Website Layout

People are pretty quick to judge, which is, in most cases, a bad thing. But when it comes to the online world, it’s not all that bad; it’s actually pretty handy. You can get a feel for a good or bad website within two seconds of landing on the home page. People have expectations of what professionalism looks like, and if it’s obvious that your site is lagging in one department or another, then there’ll jump to the conclusion that you might not be happy with. So what does a professional website look like? It’s clean and clear, to begin with, and simple, which means it’s easy to navigate. Amateur bloggers can become professional bloggers by approaching their website as the reader rather than the writer. They can search for internet near me to upgrade to a quicker connection which will highlight potential problems (such as images that are too large) and make changes to improve their blog. 

Looking Forward

It takes time to get a website into tip-top shape, but alas, once it’s done, a blog that wants to be at the forefront of the blogging world can’t just sit back and admire their work. They’re forever tweaking and improving, and all-around moving forward with the times. If you want to make your blog more professional, make a habit of seeing the design updates of the biggest websites: they’re usually responsible for sweeping in the big changes that other websites eventually follow. You can tell pretty quickly when a website hasn’t been updated in years. Furthermore, professional bloggers always have their "why" in the front of mind. They're always thinking of the reason the blog exists in the first place, to engage the traffic and provide meaningful and authoritative content. A top tip in the pro blogging space is to make use of a SEO content plan, which highlights key blog briefs, backed by SEO research to write meaningful and effective content.

Contact Information and Communication

A blog lives in the digital world, but if it’s being run as a business, then it also needs to have a real-life existence too. Take a look at the world’s most influential blogs, and you’ll see that they go far beyond the bare minimum expected of a website when it comes to their ‘contact us’ page (which is usually just an email). Professional outfits also list a contact phone number, and a virtual physical address. How many people use these services is beside the point: by having them available, they’re showing themselves to be trustworthy, not to mention ambitious. They also treat their communications with their readers as a priority. Email an amateur blog, and you’ll be lucky to get a reply within a couple of weeks; they’re not checking. The professional blogs reply promptly, and include a professional signature, among other things.

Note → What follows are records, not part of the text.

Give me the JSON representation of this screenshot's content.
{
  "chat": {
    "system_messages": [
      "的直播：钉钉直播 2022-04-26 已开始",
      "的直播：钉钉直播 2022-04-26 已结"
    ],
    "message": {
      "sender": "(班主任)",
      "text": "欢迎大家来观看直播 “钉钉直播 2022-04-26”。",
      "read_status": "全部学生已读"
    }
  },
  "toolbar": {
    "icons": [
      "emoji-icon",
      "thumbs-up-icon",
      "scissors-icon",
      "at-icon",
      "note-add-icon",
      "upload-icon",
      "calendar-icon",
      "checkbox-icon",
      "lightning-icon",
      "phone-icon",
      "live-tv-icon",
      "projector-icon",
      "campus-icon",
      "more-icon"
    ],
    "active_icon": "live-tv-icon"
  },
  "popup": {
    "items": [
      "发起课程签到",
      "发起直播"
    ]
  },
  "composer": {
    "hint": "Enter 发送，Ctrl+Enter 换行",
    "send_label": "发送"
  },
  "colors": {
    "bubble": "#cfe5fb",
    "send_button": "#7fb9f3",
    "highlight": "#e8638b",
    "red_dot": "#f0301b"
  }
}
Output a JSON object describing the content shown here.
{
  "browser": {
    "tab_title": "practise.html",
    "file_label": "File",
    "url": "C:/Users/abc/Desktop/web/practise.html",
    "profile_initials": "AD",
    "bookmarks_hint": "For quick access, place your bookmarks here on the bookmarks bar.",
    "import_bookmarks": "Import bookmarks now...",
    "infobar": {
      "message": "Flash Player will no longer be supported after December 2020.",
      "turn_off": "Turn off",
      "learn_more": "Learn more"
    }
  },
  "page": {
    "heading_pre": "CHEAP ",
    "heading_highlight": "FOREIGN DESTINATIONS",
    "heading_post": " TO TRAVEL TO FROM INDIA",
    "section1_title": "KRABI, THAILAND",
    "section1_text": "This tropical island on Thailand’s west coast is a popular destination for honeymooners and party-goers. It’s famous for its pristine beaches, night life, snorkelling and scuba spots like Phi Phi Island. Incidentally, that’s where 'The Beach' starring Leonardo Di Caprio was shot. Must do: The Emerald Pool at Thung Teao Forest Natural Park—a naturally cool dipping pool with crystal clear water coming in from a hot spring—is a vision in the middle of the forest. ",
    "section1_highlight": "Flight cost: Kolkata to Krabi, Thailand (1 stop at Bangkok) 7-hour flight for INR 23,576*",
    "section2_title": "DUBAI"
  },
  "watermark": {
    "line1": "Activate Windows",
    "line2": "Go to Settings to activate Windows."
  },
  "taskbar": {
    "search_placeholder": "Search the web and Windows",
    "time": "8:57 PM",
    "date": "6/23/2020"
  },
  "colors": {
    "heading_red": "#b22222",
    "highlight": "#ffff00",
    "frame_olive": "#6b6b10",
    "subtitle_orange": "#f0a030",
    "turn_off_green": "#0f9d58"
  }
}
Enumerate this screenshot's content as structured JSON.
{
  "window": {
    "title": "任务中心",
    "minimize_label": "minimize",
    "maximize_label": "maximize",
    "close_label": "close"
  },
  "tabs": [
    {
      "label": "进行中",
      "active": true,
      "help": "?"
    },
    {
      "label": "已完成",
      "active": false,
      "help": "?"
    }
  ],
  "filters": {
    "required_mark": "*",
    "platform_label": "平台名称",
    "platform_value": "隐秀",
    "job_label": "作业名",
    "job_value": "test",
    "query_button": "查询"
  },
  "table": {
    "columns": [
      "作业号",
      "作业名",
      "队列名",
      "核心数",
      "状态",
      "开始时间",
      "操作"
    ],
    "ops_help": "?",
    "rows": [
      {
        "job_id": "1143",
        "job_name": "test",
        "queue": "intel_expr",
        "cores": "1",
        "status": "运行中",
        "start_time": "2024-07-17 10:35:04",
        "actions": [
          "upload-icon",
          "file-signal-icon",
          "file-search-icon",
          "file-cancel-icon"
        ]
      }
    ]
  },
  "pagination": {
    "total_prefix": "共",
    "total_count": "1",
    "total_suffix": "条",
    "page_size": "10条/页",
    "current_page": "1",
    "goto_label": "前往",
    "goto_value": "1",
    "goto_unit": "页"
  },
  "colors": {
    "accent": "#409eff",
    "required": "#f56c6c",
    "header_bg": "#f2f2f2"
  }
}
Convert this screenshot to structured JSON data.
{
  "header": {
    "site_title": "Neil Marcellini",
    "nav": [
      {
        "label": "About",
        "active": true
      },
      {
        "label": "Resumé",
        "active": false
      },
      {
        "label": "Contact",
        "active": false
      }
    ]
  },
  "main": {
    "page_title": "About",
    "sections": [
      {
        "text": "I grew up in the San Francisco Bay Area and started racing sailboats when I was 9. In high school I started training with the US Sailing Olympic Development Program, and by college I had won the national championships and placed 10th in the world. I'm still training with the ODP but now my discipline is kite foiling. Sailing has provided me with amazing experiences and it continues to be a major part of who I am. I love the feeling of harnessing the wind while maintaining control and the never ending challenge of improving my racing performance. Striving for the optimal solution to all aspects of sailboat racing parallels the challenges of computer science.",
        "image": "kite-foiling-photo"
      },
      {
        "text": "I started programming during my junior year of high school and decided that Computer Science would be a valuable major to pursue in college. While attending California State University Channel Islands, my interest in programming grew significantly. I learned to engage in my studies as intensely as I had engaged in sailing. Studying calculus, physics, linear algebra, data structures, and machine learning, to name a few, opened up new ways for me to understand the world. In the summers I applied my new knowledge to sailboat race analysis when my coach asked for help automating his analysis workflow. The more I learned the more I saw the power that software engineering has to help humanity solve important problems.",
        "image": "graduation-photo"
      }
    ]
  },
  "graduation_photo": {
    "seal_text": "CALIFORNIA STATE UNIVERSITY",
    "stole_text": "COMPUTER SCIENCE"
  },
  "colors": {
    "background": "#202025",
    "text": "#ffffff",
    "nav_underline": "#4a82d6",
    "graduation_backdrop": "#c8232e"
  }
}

Checking the Content

If mistakes and typos are going to find their way into print books, then they’re going to exist on the internet. You can find errors on every website if you look hard enough. But if those mistakes are widespread or glaringly obvious, then there’s an issue. A professional blog puts their text under the microscope by using external websites to check for errors (Microsoft Word and Google Docs only go so far).

Pushing the Game Forward

The biggest difference between amateur and professional blogs, however, is in mindset. An amateur blog keeps up with the trends. A professional blog establishes them. We’re in a golden age, when the internet is still in flux (though less so than in the past). The rules on blogging aren’t yet set. They can be written by whoever writes them best.

Final Thoughts

It’s easier to run on autopilot when you’re a blogger. But like most everything else in life, if you’re taking the easy route, you can’t expect to get anywhere interesting. It takes time to build something of value, and if you don’t have the right attitude to begin with, then there’s only so far you can get. Your blog is your business; treat it seriously.